§ **Record extracts**:
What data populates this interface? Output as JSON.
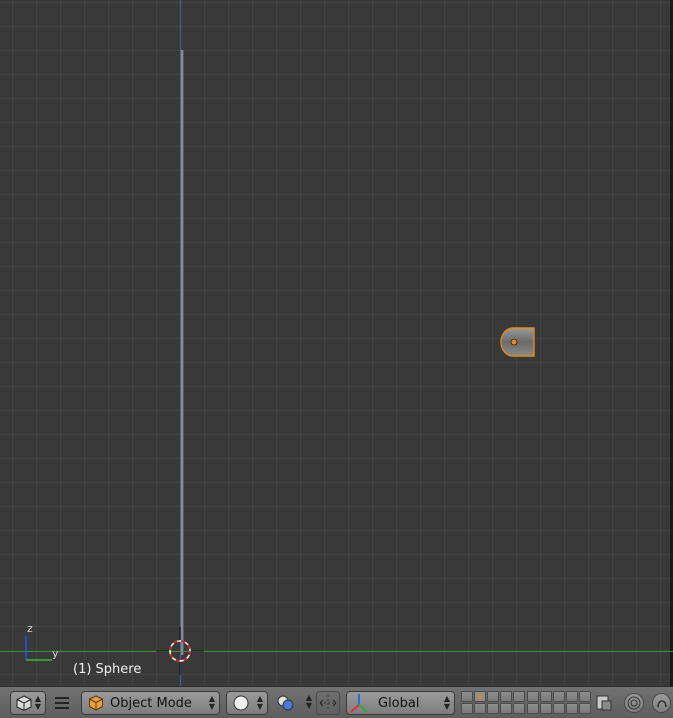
{
  "viewport": {
    "object_info": "(1) Sphere",
    "gizmo": {
      "z_label": "z",
      "y_label": "y"
    },
    "colors": {
      "background": "#393939",
      "z_axis": "#4a5fa8",
      "y_axis": "#3a8f34",
      "selection_outline": "#e08a1e"
    }
  },
  "header": {
    "editor_type_icon": "cube-icon",
    "menu_icon": "hamburger-menu-icon",
    "mode": {
      "icon": "object-cube-icon",
      "label": "Object Mode"
    },
    "shading": {
      "icon": "solid-sphere-icon"
    },
    "pivot": {
      "icon": "pivot-point-icon"
    },
    "manipulator": {
      "icon": "manipulator-icon"
    },
    "transform_orientation": {
      "icon": "transform-axes-icon",
      "label": "Global"
    },
    "layers_active_index": 1,
    "extra_icons": [
      "render-layer-icon",
      "proportional-edit-icon",
      "snap-icon"
    ]
  }
}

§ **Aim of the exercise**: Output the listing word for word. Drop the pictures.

§ **Task output**:
What data populates this interface? Output as JSON.
{
  "viewport": {
    "object_info": "(1) Sphere",
    "gizmo": {
      "z_label": "z",
      "y_label": "y"
    },
    "colors": {
      "background": "#393939",
      "z_axis": "#4a5fa8",
      "y_axis": "#3a8f34",
      "selection_outline": "#e08a1e"
    }
  },
  "header": {
    "editor_type_icon": "cube-icon",
    "menu_icon": "hamburger-menu-icon",
    "mode": {
      "icon": "object-cube-icon",
      "label": "Object Mode"
    },
    "shading": {
      "icon": "solid-sphere-icon"
    },
    "pivot": {
      "icon": "pivot-point-icon"
    },
    "manipulator": {
      "icon": "manipulator-icon"
    },
    "transform_orientation": {
      "icon": "transform-axes-icon",
      "label": "Global"
    },
    "layers_active_index": 1,
    "extra_icons": [
      "render-layer-icon",
      "proportional-edit-icon",
      "snap-icon"
    ]
  }
}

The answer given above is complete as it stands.